And I would like you to allow me to make a brief comment on this agreement.  During the time of my predecessor, the discussions between the Governments of Portugal and Spain were extremely difficult.  And whenever there was the perception that an agreement might be possible, there was in the press of those countries an uproar, with the question of whether governments were betraying or not vital interests of the country.

When I became Prime Minister and President Aznar became President of the Spanish Government, we decided that our common interests were far more important than the difficulties in the elaboration of the treaty, and so, with two small teams on both sides, it was possible quickly to come to something that we both considered to be reasonable compromise.  Not a perfect solution, for any of the countries, but a reasonable compromise.  And until the last moment, the uproar went on and the discussions in the media were furious about this issue, but the proof that political will is decisive is that the agreement was signed and from that moment onwards the discussion completely stopped; things were working perfectly between the two countries and enormous benefits, namely in the common management of the rivers, allowing, for instance, for floods to have a much less devastating impact that in the past.  Something that looked almost impossible became easy when there was political will to do it and once there was political will to do it, nobody paid the price; on the contrary, everybody benefitted.

I think this is a lesson that can be used in many parts of the world, where people are afraid to go the extra mile to reach an agreement with a neighbour or with a partner.
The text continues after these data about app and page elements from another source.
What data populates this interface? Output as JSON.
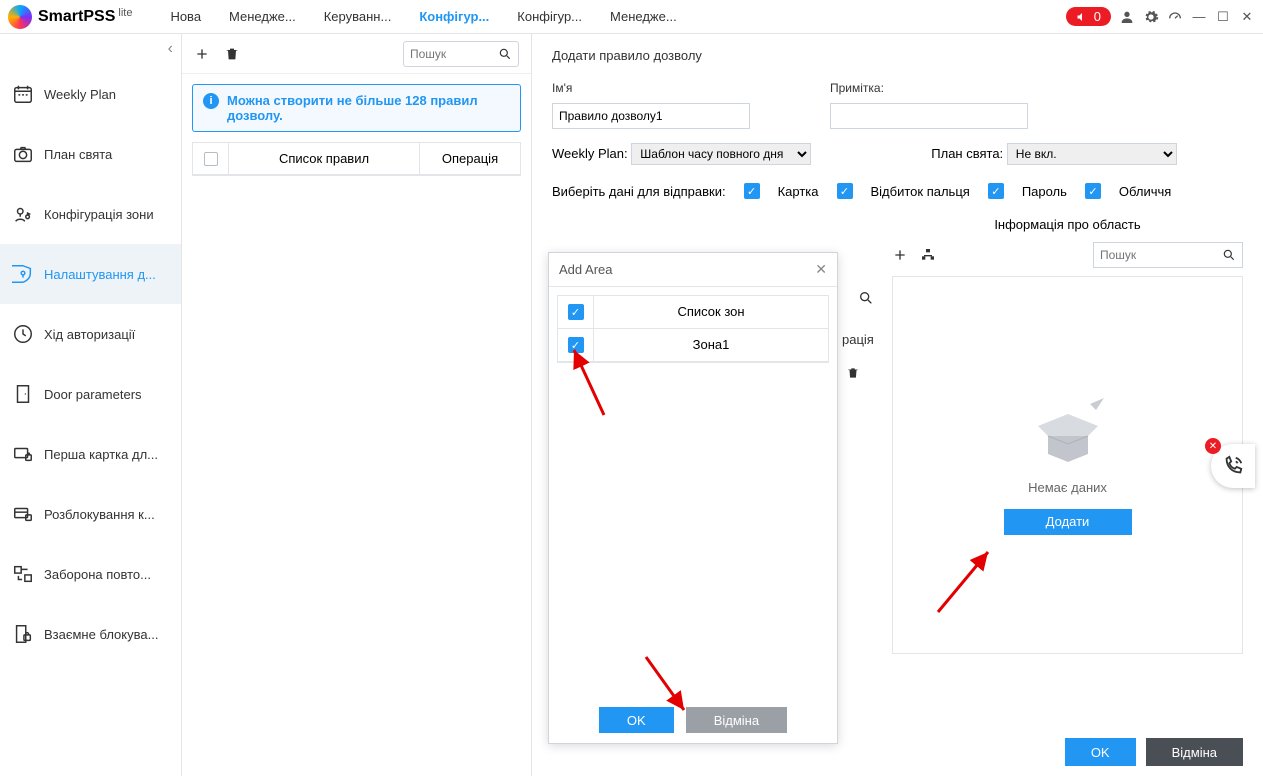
{
  "app": {
    "name": "SmartPSS",
    "suffix": "lite"
  },
  "tabs": [
    "Нова",
    "Менедже...",
    "Керуванн...",
    "Конфігур...",
    "Конфігур...",
    "Менедже..."
  ],
  "activeTab": 3,
  "alertCount": "0",
  "sidebar": {
    "items": [
      {
        "label": "Weekly Plan"
      },
      {
        "label": "План свята"
      },
      {
        "label": "Конфігурація зони"
      },
      {
        "label": "Налаштування д..."
      },
      {
        "label": "Хід авторизації"
      },
      {
        "label": "Door parameters"
      },
      {
        "label": "Перша картка дл..."
      },
      {
        "label": "Розблокування к..."
      },
      {
        "label": "Заборона повто..."
      },
      {
        "label": "Взаємне блокува..."
      }
    ],
    "activeIndex": 3
  },
  "mid": {
    "searchPlaceholder": "Пошук",
    "banner": "Можна створити не більше 128 правил дозволу.",
    "cols": {
      "c1": "Список правил",
      "c2": "Операція"
    }
  },
  "main": {
    "title": "Додати правило дозволу",
    "nameLabel": "Ім'я",
    "nameValue": "Правило дозволу1",
    "noteLabel": "Примітка:",
    "noteValue": "",
    "weeklyPlanLabel": "Weekly Plan:",
    "weeklyPlanValue": "Шаблон часу повного дня",
    "holidayLabel": "План свята:",
    "holidayValue": "Не вкл.",
    "sendLabel": "Виберіть дані для відправки:",
    "checks": [
      "Картка",
      "Відбиток пальця",
      "Пароль",
      "Обличчя"
    ],
    "areaInfoTitle": "Інформація про область",
    "areaSearchPlaceholder": "Пошук",
    "noData": "Немає даних",
    "addBtn": "Додати",
    "ok": "OK",
    "cancel": "Відміна",
    "hiddenOp": "рація"
  },
  "modal": {
    "title": "Add Area",
    "listHeader": "Список зон",
    "row1": "Зона1",
    "ok": "OK",
    "cancel": "Відміна"
  }
}
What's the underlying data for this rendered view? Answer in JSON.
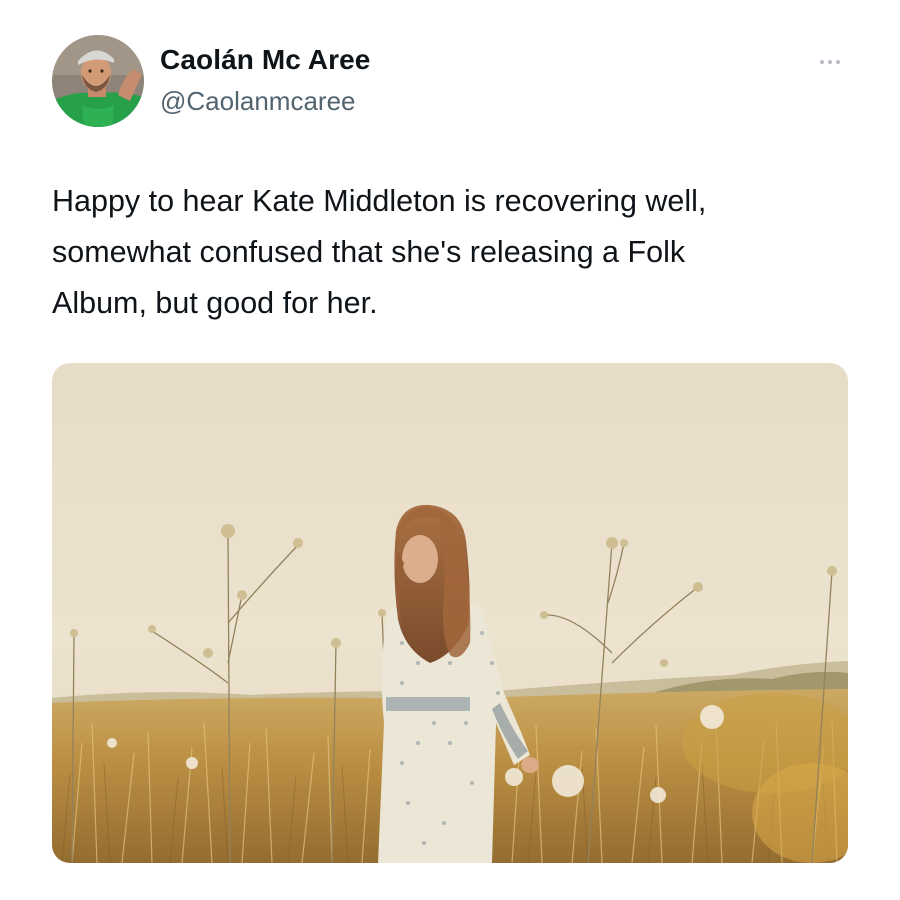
{
  "tweet": {
    "author": {
      "display_name": "Caolán Mc Aree",
      "handle": "@Caolanmcaree",
      "avatar_icon": "user-avatar"
    },
    "menu_icon": "more-options-icon",
    "text": "Happy to hear Kate Middleton is recovering well,\nsomewhat confused that she's releasing a Folk\nAlbum, but good for her.",
    "media": {
      "kind": "photo"
    }
  },
  "colors": {
    "text_primary": "#0f1419",
    "text_secondary": "#536471",
    "background": "#ffffff"
  }
}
Elsewhere in Europe, the Convention on the Protection and Use of Transboundary Watercourses and International Lakes has fostered collaboration and conflict resolution since 1992.  As of March last year, the Convention became open for all United Nations Member States, offering the opportunity to create a global framework for preventive diplomacy for dealing with transboundary water issues.

The United Nations actively promotes mediation and dialogue as effective tools for preventing and resolving disputes over water and other natural resources.  For example, the United Nations Regional Centre for Preventive Diplomacy for Central Asia is collaborating closely with the International Fund for Saving the Aral Sea and other partners to build capacity in water diplomacy and to modernize the regional legal framework on the management of transboundary water resources.

I look forward to visiting the Aral Sea in the coming days.  While there, I will discuss how the United Nations is supporting mediation to prevent and resolve local and transboundary disputes over water in Central Asia and elsewhere.  We stand ready to engage in preventative diplomacy and promote dialogue and mediation on natural resources and other issues wherever and whenever necessary.

Last year, the High-Level Panel on Water, convened by former Secretary-General Ban Ki-moon and the President of the World Bank, produced an action plan that champions a comprehensive, inclusive and collaborative way of developing and managing water resources, and improving water- and sanitation-related services.  The United Nations has also published a guide containing practical strategies and best practices in the area of water diplomacy.  As we work to implement the 2030 Agenda for Sustainable Development and the Paris Agreement on climate change, we will expand on these initiatives.

I commend this Security Council meeting for highlighting how water is and should remain a reason for cooperation not conflict.  Let us commit to investing in water security to ensure durable peace and security for all communities and nations.

For information media. Not an official record.